MH: I guess my question for anthropology is how it can be ‘political’ without importing from beyond its own terms of inquiry criteria of good and bad politics, let alone ready-made definitions of what counts as being political in the first place. Can we in fact refuse to decide on anything beyond what our ethnographic engagements require, as I have suggested, without thereby being profoundly apolitical or even conservative? My own answer takes the form of something rather reminiscent of the Cartesian method of doubt. (We did Kant already, so why not invoke as approvingly that other supposed philosophical baddie?) If the no a priori ontological decisions imperative serves to denude the analytical terrain in order to allow space for ethnographically driven alterity to operate, then it works rather like Cartesian doubt: Don’t take anything for granted. But where Descartes ended up, of course, was in having to take for granted the very act of refusing to do so. Now, as we have seen, the anthropological ‘cogito’ too, if you like, has a structure of its own: it is ‘constituted’ by keeping open the possibility of difference. So the question then is what ‘politics,’ if any, such a manner of inquiry may itself instantiate. In other words, if we accept that anthropology is par excellence in the business of giving expression to difference, then whatever characterization we give that as a political act would count as having emerged directly from the terms of anthropological inquiry, rather than being imported from elsewhere. In the piece you mentioned in your question we pointed out that this way of thinking makes anthropology an inherently antiauthoritarian discipline. And we even used the word ‘revolutionary’ in that context, which I think annoyed some people who prefer to measure revolutionary credentials on the scale of activism and commitment to already established revolutionary causes. To be perfectly honest, having come of political age in Greece in the 1980s (Alexis Tsipras was in the year below me in school), this kind of revolutionary brow-beating holds no excitement for me. Certainly, as far as anthropology goes, I am much more interested in a different sense of political action, which is expressed most forcefully by Adorno in his account of the musical significance of Schoenberg’s serialism. At issue there was the instantiation of radical difference—and in Schoenberg’s case certainly wholesale musical revolution—in the form of one’s own labor. And that, in my own case, I guess would be anthropology: the form of its labor, which we have been discussing throughout this interview.

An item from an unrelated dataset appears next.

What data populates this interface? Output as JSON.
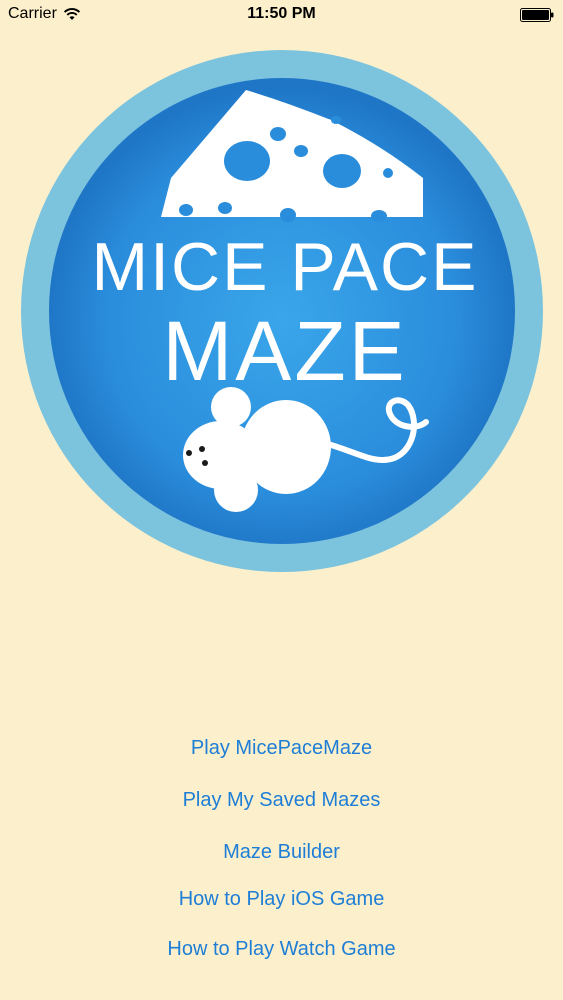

EVC:  Well, no quarreling with that. I just do not want to make anthropologists sound like those scientists who say that ‘science’ (and technology, the ultimately important practical consequence of science) is politically neuter, everything ‘political’ hinging on the uses others (non-scientists) make of it. The non-decouplable political aspect of anthropology lies not in its vouching for this or that ontological outlook, but in keeping all (ontological) options open as a matter of principle. If it belongs to the essence of anthropological ‘objects’ (very broadly speaking) the capability of being otherwise (sensu Povinelli), this means change—political, theological, economic change and what have you—is always on the table. But of course, just as “you don’t need a weatherman to know which way the wind is blowing,” as Bob Dylan famously sang, then we sure do not need anthropologists to tell us that European-born capitalist civilization is in its death throes, and is taking the planet with it to a very bad place, as far as many species (including our own) are concerned. Anthropologists just help us focus our gaze elsewhere (‘otherwise’) and show what is out there—show that there are a number of other possible worlds out there.

Interview conducted for Glass Bead by Vincent Normand.